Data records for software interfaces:
┌──
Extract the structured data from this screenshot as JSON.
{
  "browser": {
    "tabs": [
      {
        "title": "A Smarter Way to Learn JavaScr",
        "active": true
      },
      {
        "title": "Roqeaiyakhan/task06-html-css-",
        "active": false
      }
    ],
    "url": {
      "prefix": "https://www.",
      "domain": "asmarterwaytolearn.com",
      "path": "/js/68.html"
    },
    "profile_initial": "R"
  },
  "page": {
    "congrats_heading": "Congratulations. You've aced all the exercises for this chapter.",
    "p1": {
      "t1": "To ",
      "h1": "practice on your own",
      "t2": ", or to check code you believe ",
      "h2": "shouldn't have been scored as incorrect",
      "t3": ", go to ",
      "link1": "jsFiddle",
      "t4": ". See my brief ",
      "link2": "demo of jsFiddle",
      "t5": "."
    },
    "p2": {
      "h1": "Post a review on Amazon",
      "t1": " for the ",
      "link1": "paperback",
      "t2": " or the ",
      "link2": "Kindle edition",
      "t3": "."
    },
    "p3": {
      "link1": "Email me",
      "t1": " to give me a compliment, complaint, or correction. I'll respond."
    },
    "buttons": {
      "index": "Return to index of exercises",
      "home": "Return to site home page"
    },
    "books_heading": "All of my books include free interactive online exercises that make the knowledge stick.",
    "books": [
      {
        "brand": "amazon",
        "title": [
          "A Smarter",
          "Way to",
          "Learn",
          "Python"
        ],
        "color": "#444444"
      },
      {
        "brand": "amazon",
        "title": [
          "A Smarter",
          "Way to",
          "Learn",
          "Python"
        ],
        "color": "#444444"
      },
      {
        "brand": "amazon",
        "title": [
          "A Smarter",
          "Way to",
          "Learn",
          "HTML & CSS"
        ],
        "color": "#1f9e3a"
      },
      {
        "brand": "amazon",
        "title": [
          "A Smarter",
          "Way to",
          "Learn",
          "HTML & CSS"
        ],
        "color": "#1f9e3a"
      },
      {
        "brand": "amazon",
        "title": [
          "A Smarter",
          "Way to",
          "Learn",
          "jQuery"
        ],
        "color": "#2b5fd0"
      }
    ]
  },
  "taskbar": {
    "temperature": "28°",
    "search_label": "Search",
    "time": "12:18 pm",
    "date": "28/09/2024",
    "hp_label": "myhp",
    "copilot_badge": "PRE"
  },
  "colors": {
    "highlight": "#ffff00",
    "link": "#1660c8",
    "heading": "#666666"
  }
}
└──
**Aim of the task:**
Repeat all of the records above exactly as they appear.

**Solution for this task:**
Extract the structured data from this screenshot as JSON.
{
  "browser": {
    "tabs": [
      {
        "title": "A Smarter Way to Learn JavaScr",
        "active": true
      },
      {
        "title": "Roqeaiyakhan/task06-html-css-",
        "active": false
      }
    ],
    "url": {
      "prefix": "https://www.",
      "domain": "asmarterwaytolearn.com",
      "path": "/js/68.html"
    },
    "profile_initial": "R"
  },
  "page": {
    "congrats_heading": "Congratulations. You've aced all the exercises for this chapter.",
    "p1": {
      "t1": "To ",
      "h1": "practice on your own",
      "t2": ", or to check code you believe ",
      "h2": "shouldn't have been scored as incorrect",
      "t3": ", go to ",
      "link1": "jsFiddle",
      "t4": ". See my brief ",
      "link2": "demo of jsFiddle",
      "t5": "."
    },
    "p2": {
      "h1": "Post a review on Amazon",
      "t1": " for the ",
      "link1": "paperback",
      "t2": " or the ",
      "link2": "Kindle edition",
      "t3": "."
    },
    "p3": {
      "link1": "Email me",
      "t1": " to give me a compliment, complaint, or correction. I'll respond."
    },
    "buttons": {
      "index": "Return to index of exercises",
      "home": "Return to site home page"
    },
    "books_heading": "All of my books include free interactive online exercises that make the knowledge stick.",
    "books": [
      {
        "brand": "amazon",
        "title": [
          "A Smarter",
          "Way to",
          "Learn",
          "Python"
        ],
        "color": "#444444"
      },
      {
        "brand": "amazon",
        "title": [
          "A Smarter",
          "Way to",
          "Learn",
          "Python"
        ],
        "color": "#444444"
      },
      {
        "brand": "amazon",
        "title": [
          "A Smarter",
          "Way to",
          "Learn",
          "HTML & CSS"
        ],
        "color": "#1f9e3a"
      },
      {
        "brand": "amazon",
        "title": [
          "A Smarter",
          "Way to",
          "Learn",
          "HTML & CSS"
        ],
        "color": "#1f9e3a"
      },
      {
        "brand": "amazon",
        "title": [
          "A Smarter",
          "Way to",
          "Learn",
          "jQuery"
        ],
        "color": "#2b5fd0"
      }
    ]
  },
  "taskbar": {
    "temperature": "28°",
    "search_label": "Search",
    "time": "12:18 pm",
    "date": "28/09/2024",
    "hp_label": "myhp",
    "copilot_badge": "PRE"
  },
  "colors": {
    "highlight": "#ffff00",
    "link": "#1660c8",
    "heading": "#666666"
  }
}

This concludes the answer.